Don’t let anyone tell you that marketing is easy.
It’s not. It’s hard. It's time consuming. There’s a whole lot to be gained when you get it right, which means that it’s very much worth putting the time and effort into doing just that.
One of the first tasks you’ll want to master is writing a killer press release. This is a great way to let publications know what your brand is up to and, with a little luck and a lot of elbow grease, getting some free coverage. But where should you start?
Well, let’s take a quick look at some of the basic rules that you need to follow here.
1. Make sure the headline is attention-grabbing.
The headline is the first thing that your reader will see. It should grab their attention and make them actually want to read more. Avoid cliche words like ‘amazing,’ ‘incredible.’ and (eek!) ‘jaw-dropping.’
Instead, you want to make sure that your release has an air of authenticity. Consider what it is that makes your story original and different. It could be a new collection of pieces or a designer that you’ve never worked with before. Weave that notion into your headline so that it’s right to the point.
2. Next, come up with an enticing hook.
The first line of your press release is often referred to as the hook. There’s a reason for that; it’s supposed to ‘hook’ people into the story. The key here is to give just enough away to intrigue the audience, but not so much away so that they stop reading.
For example, you could explain that your lingerie boutique has started working with an emerging new designer, but not mention the designer’s name. That way, should the reader want to know the full story, they will need to read on and find out!
3. Keep things short and sweet...
Never underestimate just how busy people are. You don’t know your reader’s schedule but you should assume that they are in high demand. What’s more, people have low attention spans these days, thanks to the internet. In 2015, it was reported that the average person has an attention span of just eight seconds. That means that you don’t have long to engage and impress your reader.
Keep things as short and sweet as you can. You should also focus on making the content ‘scannable,’ i.e. ensuring that it can be read quickly and easily by anyone. That means avoiding bulky paragraphs in favor of bullet points and short subsections. You could also include headers too.
4. ...But include all of the important information.
While you don’t want to overwhelm the reader with too much information, you should still make sure that all the vital information is there. With that in mind, here are the questions that your press release should be answering:
What has happened?
Why has it happened?
Why does it matter?
What is going to happen next?
Who can the reader contact?
If you’ve covered all of the above, you can be pretty sure that the crucial information is packed into the release.
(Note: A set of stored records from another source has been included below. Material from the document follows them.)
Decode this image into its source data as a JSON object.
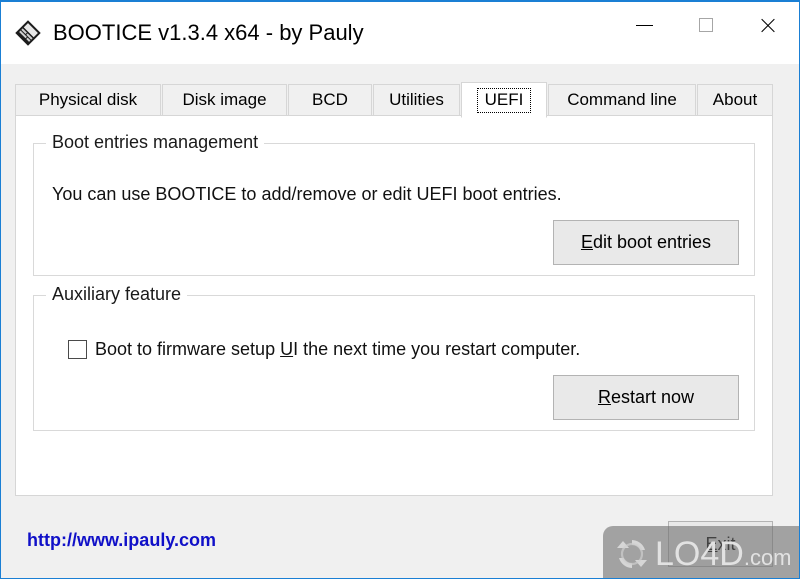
{
  "window": {
    "title": "BOOTICE v1.3.4 x64 - by Pauly",
    "icon": "app-diamond-icon",
    "border_color": "#1a7fd4",
    "caption": {
      "minimize": "minimize-icon",
      "maximize": "maximize-icon",
      "close": "close-icon"
    }
  },
  "tabs": [
    {
      "label": "Physical disk",
      "selected": false
    },
    {
      "label": "Disk  image",
      "selected": false
    },
    {
      "label": "BCD",
      "selected": false
    },
    {
      "label": "Utilities",
      "selected": false
    },
    {
      "label": "UEFI",
      "selected": true
    },
    {
      "label": "Command line",
      "selected": false
    },
    {
      "label": "About",
      "selected": false
    }
  ],
  "uefi_page": {
    "boot_entries_group": {
      "title": "Boot entries management",
      "description": "You can use BOOTICE to add/remove or edit UEFI boot entries.",
      "button": {
        "accel": "E",
        "rest": "dit boot entries",
        "full_label": "Edit boot entries"
      }
    },
    "auxiliary_group": {
      "title": "Auxiliary feature",
      "checkbox": {
        "checked": false,
        "text_before": "Boot to firmware setup ",
        "accel": "U",
        "text_after": "I the next time you restart computer.",
        "full_label": "Boot to firmware setup UI the next time you restart computer."
      },
      "button": {
        "accel": "R",
        "rest": "estart now",
        "full_label": "Restart now"
      }
    }
  },
  "footer": {
    "link": "http://www.ipauly.com",
    "link_color": "#1010c8",
    "exit_button": {
      "accel": "E",
      "rest": "xit",
      "full_label": "Exit"
    }
  },
  "watermark": {
    "brand": "LO4D",
    "suffix": ".com",
    "icon": "refresh-circular-arrows-icon"
  }
}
The important thing to remember here is that, while you don’t want to spoon-feed the reader, you need to keep things simple and easy to understand.
5. Include an engaging quote.
An interesting quote does wonders for an article, news story, or review. You’re going to be sending the press release out to journalists and writers, and so you should make their job as easy as possible.
Including a quick quote about the story (even if it’s from you!) will add a little more meat to the whole thing. If you’re feeling extra creative, you could also get a quote from an industry expert or another external source. Simple.
6. Avoid ‘fluff’ and overly-detailed descriptions.
Are you guilty of writing too much fluff? If your press release ends up with a word count of over a thousand, the answer is probably going to be a massive yes. Don’t make the mistake of writing more than you need to here.
There are no prizes for writing as many words as possible here. If you just can’t help yourself, it may be a case of cutting out some words when it comes to the editing process. Keep this rule in mind: If it doesn’t add anything new or intriguing to the story, get rid of it.
7. Proofread, proofread, proofread!
Finally, you absolutely have to proofread your press release before you send it out. A release packed with spelling and grammar errors is unlikely to impress anyone.
Plus, you will likely find that the reader switches off after they notice the mistake. Take a few minutes once you’ve finished writing just to read over the release and make sure that it makes sense. It really is that simple!
So long as you follow these rules, you should have no problem creating a press release that turns more than a few heads. It’s a great way to boost your PR. Give it a shot for yourself. It may not be perfect the first time around, but the more you practice this art, the closer you’ll get!